[Component data from apps and pages]
--------------------

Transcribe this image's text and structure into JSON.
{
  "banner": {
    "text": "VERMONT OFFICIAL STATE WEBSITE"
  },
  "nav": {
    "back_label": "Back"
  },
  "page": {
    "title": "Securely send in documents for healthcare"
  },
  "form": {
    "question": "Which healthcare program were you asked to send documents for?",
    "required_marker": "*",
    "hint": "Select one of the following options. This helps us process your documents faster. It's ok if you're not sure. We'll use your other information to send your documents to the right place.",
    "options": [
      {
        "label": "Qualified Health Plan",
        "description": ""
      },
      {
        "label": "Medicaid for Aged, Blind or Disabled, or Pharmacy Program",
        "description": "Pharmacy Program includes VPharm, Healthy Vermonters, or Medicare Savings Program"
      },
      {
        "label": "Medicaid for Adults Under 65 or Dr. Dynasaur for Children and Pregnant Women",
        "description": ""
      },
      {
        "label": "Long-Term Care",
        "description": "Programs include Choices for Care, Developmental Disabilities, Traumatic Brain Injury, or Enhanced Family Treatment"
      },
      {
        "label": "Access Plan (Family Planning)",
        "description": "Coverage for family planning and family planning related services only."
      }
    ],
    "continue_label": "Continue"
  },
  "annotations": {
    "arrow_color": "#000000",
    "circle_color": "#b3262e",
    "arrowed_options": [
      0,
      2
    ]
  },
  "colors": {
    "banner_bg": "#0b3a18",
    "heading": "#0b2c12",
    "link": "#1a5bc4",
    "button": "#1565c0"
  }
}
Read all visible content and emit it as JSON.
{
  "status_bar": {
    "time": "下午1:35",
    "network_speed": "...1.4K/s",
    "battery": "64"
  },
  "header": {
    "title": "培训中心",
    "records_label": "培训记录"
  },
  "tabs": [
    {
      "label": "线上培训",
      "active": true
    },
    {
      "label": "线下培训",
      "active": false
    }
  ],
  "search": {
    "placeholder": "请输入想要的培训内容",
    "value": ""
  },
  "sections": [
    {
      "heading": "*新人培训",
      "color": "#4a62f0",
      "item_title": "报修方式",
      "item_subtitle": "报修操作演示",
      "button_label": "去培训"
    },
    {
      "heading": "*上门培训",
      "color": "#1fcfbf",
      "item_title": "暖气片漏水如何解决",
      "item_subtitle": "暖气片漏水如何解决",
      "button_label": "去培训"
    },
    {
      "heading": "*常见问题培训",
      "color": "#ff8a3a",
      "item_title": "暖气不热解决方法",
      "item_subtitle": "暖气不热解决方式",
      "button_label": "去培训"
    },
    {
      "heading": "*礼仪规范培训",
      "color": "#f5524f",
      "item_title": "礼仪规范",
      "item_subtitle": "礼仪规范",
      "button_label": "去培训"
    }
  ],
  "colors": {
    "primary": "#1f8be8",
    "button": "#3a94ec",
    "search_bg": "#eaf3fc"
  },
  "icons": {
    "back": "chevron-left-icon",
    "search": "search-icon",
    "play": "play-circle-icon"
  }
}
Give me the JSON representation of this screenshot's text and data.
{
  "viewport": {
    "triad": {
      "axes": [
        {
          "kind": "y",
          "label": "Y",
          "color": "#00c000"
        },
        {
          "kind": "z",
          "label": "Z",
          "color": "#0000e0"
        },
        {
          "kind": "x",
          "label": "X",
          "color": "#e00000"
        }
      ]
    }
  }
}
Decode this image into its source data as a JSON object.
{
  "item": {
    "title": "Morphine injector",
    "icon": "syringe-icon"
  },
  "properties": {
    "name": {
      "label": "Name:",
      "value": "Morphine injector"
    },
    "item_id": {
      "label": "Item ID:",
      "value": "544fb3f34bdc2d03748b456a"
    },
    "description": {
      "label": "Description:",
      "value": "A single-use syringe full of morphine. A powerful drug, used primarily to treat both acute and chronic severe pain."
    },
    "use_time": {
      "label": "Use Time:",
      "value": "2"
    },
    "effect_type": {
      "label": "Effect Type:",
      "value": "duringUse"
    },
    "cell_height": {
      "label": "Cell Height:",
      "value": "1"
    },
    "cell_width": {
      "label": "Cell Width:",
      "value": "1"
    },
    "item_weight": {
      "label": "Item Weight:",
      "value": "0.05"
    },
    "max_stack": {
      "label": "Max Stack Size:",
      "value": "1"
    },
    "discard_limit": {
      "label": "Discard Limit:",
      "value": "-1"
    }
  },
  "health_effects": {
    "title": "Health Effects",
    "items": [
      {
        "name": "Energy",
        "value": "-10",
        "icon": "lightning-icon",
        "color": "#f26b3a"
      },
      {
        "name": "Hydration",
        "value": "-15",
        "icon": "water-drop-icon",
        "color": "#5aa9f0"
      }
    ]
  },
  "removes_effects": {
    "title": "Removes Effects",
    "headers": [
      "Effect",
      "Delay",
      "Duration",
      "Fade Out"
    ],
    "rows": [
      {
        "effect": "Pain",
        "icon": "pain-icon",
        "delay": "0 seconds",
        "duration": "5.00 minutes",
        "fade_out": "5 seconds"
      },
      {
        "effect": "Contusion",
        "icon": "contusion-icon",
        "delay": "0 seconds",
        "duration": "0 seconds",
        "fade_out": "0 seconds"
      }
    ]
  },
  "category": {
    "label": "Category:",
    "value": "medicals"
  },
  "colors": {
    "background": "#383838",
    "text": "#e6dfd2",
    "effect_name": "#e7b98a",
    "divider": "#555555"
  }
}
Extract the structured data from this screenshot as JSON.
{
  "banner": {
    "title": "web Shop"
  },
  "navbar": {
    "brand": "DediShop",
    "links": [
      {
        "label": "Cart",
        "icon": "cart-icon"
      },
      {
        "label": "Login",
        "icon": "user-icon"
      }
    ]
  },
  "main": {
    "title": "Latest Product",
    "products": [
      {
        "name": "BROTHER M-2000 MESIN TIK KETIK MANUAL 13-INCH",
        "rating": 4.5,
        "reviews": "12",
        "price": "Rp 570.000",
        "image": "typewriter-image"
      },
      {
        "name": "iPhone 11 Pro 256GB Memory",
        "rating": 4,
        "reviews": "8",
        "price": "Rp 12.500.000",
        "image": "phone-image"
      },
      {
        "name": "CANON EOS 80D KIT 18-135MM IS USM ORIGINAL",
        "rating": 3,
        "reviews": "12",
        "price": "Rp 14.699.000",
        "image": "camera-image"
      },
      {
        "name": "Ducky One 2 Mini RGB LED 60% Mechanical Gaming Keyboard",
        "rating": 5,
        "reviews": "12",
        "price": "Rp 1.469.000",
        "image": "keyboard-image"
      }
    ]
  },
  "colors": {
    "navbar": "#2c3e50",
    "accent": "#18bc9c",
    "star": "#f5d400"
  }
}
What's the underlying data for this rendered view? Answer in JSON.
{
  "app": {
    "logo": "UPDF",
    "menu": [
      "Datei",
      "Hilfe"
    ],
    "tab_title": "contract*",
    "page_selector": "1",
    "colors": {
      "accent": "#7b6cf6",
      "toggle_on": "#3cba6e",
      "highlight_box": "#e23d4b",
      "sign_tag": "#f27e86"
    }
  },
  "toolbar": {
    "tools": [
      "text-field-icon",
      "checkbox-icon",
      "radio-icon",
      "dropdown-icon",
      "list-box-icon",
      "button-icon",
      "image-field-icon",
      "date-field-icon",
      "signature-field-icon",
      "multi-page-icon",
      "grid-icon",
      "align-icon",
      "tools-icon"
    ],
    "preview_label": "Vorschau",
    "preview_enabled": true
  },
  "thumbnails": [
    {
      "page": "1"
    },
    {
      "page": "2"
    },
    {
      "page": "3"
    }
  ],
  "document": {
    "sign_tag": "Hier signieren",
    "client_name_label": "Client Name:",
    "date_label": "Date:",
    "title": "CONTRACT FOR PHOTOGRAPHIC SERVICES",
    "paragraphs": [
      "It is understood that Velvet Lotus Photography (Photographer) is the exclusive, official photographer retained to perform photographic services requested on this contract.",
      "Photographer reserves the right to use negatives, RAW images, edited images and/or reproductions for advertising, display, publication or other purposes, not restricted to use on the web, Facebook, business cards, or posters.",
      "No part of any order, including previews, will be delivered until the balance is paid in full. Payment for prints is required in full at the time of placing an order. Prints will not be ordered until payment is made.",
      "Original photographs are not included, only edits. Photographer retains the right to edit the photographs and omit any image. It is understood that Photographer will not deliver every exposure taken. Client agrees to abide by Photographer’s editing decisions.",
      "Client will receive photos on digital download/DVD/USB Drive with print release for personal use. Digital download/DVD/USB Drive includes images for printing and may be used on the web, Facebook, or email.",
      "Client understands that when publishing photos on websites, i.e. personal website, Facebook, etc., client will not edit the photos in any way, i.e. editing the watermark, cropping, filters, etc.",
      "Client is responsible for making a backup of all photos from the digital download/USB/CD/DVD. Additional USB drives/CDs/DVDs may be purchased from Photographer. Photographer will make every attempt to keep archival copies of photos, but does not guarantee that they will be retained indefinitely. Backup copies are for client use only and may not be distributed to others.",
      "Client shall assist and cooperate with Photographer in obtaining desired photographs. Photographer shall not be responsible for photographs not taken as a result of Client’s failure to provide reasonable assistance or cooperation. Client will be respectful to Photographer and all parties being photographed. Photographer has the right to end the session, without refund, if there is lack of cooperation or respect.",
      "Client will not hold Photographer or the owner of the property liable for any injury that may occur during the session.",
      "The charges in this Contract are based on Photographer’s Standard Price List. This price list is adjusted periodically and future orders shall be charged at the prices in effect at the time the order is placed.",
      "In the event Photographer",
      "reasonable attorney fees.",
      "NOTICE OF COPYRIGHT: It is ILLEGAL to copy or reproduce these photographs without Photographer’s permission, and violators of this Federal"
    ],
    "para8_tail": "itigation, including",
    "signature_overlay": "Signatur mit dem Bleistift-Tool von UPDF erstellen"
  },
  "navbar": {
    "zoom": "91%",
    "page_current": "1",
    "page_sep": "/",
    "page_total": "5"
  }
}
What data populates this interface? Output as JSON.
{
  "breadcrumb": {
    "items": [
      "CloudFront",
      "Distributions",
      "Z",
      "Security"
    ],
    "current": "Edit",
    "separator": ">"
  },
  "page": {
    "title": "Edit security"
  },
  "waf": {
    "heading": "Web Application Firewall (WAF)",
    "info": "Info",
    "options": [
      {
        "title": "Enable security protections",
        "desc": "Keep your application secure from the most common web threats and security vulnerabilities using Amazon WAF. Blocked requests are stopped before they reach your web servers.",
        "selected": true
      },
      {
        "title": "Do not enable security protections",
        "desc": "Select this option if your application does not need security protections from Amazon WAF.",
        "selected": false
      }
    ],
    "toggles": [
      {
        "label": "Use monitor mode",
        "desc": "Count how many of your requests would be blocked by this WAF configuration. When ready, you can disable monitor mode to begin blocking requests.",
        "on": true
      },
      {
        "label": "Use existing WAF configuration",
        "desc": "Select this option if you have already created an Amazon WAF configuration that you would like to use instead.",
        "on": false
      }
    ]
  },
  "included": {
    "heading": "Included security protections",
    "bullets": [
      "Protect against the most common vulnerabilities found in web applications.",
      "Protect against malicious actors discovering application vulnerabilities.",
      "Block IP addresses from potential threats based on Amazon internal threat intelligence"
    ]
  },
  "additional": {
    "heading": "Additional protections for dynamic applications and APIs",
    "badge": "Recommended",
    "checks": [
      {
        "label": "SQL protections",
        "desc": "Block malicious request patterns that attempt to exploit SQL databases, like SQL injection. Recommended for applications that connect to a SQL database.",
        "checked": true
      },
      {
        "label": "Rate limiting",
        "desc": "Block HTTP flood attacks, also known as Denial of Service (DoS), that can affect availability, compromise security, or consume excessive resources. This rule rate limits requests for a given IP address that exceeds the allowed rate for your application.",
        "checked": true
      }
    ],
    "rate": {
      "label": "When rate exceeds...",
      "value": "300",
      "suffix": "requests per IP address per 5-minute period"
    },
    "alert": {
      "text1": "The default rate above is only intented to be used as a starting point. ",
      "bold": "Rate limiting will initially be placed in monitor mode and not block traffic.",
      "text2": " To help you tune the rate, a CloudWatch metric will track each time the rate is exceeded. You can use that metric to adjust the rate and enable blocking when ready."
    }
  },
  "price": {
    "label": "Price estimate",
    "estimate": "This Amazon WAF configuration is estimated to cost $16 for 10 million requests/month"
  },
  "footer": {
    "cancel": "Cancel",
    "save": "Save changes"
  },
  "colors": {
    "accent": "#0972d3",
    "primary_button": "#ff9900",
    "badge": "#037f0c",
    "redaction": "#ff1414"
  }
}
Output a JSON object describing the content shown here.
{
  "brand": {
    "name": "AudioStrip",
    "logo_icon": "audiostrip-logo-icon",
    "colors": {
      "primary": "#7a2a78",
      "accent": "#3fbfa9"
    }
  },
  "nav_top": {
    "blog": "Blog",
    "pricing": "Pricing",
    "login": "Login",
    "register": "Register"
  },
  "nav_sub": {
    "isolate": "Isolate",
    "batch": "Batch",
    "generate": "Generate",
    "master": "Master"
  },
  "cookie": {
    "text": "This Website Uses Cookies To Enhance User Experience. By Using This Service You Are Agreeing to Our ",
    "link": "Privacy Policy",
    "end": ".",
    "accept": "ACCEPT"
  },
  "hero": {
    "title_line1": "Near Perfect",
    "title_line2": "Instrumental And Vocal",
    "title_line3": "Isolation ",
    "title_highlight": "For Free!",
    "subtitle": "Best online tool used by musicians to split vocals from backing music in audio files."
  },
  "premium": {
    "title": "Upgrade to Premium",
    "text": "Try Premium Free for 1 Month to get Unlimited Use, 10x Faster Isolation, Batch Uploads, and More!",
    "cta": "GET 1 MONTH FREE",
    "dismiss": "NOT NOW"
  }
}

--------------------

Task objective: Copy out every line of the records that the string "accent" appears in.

Written response:
    "accent": "#18bc9c",
      "accent": "#7b6cf6",
    "accent": "#0972d3",
      "accent": "#3fbfa9"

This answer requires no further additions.